March 2011 Column - Governor’s Budget Proposal is a Good First Step
By Dave Hickernell, state representative
98th Legislative District
Pennsylvania’s state budget grew 40 percent during the past eight years, from $20.4 billion in 2002-03 to $28.04 billion in 2010-11, an expansion that far exceeds the rate of inflation. As a result, Pennsylvania government has grown to levels which are unsustainable without serious spending reductions or a major tax increase.
In addition, Pennsylvania is facing a budget gap of more than $4 billion, an empty Rainy Day Fund, and the expiration of one-time revenue sources that had been used to balance the budget in past years. State government simply does not have the money to continue spending at its current levels.
As Gov. Tom Corbett noted in his budget address, “We have to spend less because we have less to spend.” At $27.34 billion, the governor’s budget reduces state spending to nearly 2008-09 levels. The plan represents a reduction of $866.3 million or 3.1 percent from last year’s budget.
Every day, families across Pennsylvania make difficult decisions about what they can afford and what they cannot in order to maintain the financial health of their households. It is well past time for state government to do the same. We cannot continue spending beyond our means. If we are going to weather this financial crisis and return our Commonwealth to a strong financial footing, we need to eliminate waste, fraud and abuse everywhere we find it in state government, and we need to spend less.

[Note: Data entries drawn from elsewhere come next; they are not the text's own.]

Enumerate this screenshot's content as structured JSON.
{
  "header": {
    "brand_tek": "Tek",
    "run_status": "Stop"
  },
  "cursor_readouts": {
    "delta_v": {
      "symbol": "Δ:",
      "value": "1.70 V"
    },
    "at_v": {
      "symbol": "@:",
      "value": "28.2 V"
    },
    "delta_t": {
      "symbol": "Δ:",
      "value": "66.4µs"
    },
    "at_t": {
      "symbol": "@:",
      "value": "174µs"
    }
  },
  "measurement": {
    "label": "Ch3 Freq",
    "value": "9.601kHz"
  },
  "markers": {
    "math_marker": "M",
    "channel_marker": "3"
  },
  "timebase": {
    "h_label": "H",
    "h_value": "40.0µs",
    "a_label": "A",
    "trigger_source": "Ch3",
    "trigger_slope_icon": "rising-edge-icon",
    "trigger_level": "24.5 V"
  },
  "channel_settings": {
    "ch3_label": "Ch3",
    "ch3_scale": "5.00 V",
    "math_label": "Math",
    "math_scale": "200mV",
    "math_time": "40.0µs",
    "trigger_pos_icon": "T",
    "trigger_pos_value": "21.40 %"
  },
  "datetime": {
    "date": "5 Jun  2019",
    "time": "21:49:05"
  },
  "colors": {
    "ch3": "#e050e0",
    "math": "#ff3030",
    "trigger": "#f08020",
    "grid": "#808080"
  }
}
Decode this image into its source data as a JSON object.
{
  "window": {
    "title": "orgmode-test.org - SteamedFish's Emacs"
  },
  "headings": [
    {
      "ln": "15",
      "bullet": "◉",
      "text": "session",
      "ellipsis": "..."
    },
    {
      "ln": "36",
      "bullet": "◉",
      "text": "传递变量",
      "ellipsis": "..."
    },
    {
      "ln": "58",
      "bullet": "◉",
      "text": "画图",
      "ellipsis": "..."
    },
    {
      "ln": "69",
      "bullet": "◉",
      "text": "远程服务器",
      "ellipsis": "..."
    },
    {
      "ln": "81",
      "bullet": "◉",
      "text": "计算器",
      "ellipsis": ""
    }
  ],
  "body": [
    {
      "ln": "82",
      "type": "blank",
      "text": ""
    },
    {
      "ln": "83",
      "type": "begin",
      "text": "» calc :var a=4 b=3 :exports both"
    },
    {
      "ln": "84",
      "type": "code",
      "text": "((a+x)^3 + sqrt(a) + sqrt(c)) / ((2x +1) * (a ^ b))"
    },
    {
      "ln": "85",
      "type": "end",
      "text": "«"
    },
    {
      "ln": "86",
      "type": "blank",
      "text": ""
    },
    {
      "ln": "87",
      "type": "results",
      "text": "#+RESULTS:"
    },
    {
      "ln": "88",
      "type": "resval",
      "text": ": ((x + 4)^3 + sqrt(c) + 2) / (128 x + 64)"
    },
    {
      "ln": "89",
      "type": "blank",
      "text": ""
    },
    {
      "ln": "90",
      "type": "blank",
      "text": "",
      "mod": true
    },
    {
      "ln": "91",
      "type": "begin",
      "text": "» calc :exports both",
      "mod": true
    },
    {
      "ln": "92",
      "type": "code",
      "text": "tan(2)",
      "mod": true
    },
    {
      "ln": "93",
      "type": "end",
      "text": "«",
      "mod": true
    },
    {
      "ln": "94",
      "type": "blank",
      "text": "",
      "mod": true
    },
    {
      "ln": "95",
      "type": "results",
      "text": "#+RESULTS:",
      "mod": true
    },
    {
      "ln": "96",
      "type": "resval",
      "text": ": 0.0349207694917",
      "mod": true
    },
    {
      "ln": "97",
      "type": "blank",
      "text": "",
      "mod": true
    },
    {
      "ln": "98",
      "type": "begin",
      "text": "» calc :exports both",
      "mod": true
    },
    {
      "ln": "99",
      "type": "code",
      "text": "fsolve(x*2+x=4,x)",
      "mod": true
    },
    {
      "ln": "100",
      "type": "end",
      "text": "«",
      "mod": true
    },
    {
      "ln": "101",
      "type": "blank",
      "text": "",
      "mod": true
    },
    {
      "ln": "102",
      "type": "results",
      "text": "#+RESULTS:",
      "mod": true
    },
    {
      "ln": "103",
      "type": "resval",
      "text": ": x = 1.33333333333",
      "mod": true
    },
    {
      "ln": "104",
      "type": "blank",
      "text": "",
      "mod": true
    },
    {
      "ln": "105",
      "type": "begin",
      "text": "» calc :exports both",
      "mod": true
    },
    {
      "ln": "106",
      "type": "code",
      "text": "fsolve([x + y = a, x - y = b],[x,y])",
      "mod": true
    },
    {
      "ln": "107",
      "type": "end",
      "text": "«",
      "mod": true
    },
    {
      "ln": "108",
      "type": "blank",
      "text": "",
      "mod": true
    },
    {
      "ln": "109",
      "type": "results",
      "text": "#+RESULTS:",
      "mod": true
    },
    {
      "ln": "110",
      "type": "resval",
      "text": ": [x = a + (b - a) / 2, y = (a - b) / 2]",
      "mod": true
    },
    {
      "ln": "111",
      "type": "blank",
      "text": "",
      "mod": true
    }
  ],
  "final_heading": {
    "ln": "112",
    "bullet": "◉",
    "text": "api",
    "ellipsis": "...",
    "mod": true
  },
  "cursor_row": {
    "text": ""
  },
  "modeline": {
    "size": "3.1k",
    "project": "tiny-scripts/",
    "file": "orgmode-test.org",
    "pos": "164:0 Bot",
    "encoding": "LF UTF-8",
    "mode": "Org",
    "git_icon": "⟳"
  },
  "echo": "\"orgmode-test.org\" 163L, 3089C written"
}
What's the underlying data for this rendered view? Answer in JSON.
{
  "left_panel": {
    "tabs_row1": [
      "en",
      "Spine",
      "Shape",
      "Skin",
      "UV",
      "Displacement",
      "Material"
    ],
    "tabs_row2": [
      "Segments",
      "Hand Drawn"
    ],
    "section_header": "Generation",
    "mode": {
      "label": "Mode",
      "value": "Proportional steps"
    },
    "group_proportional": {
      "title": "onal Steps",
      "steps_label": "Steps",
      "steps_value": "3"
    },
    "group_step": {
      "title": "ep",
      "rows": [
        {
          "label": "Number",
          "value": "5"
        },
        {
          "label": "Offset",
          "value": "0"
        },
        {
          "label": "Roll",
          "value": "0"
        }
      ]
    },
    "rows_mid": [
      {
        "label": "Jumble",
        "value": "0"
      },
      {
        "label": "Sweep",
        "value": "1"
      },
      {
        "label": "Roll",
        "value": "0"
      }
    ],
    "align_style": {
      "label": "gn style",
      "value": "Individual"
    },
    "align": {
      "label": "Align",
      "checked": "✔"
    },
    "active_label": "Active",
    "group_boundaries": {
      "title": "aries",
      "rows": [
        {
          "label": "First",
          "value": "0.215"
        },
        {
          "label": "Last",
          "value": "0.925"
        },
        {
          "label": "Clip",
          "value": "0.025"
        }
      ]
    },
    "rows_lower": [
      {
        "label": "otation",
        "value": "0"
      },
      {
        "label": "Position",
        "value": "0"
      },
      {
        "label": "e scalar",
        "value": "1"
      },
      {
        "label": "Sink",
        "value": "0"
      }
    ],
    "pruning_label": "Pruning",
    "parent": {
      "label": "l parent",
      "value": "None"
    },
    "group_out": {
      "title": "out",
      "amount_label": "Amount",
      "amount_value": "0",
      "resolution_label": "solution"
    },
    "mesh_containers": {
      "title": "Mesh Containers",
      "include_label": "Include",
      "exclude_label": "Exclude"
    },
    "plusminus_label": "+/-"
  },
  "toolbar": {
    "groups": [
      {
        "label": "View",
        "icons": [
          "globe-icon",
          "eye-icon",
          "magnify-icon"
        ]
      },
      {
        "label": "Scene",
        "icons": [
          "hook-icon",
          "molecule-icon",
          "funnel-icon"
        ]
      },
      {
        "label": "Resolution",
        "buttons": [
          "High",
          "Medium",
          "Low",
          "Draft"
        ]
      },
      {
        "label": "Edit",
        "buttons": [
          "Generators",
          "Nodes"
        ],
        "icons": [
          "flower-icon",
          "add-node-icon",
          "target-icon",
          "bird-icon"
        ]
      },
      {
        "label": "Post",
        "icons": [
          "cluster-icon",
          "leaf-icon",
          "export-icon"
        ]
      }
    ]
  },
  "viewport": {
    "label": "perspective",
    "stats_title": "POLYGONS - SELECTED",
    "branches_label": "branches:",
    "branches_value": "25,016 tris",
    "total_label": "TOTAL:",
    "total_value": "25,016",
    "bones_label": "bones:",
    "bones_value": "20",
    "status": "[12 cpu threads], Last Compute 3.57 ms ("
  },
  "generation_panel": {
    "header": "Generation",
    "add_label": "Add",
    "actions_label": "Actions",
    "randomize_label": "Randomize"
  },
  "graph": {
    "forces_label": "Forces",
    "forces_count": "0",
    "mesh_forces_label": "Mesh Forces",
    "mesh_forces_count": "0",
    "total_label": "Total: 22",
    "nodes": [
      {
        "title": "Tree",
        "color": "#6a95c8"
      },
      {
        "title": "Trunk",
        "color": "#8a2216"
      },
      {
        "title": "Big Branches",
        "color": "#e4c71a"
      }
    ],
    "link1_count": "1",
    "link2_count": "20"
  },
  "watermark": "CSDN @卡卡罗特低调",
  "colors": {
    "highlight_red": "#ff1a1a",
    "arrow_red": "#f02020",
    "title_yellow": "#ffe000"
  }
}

I have some concerns about the governor’s proposal including an increase in funding for the Department of Public Welfare (DPW). Recent audits have highlighted millions of dollars of fraud and abuse in the department. Clearly, our welfare system is in need of serious reform. We need to eliminate the fraud and abuse which costs Pennsylvania taxpayers millions of dollars each year while continuing to ensure that the safety net for those truly in need is maintained. As my colleagues and I consider the governor’s budget proposal, I intend to keep that goal in mind.
While I understand the need to reduce state spending, I want to ensure that school districts are not forced to pass the proposed reductions along to property taxpayers. With that in mind, I believe that as we consider this proposed reduction in funding to the schools, we also must consider reforming the school code to free school districts from unfunded state mandates, which drive up costs and result in property tax increases.
I am pleased the governor’s budget does not contain any new taxes or tax increases. As our economy begins to show the early signs of recovery, we cannot afford to impose additional taxes on Pennsylvania families and job creators. In order to keep our Commonwealth on the road to economic recovery, we need to make employers feel comfortable hiring again and we need to enable families to keep more of what they earn. The governor’s budget accomplishes both of those goals.
The governor’s budget is a good first step. But it is just the first step. It is up to the Legislature to examine the governor’s proposal and to come to an agreement on a plan. There is much disagreement over which programs should be cut and by how much, but there is near universal agreement that cuts must be made. I look forward to working with my colleagues to craft a plan that reflects the financial realties we are facing.
State Representative Dave Hickernell
98th District, Pennsylvania House of Representatives
Contact: Sean Yeakle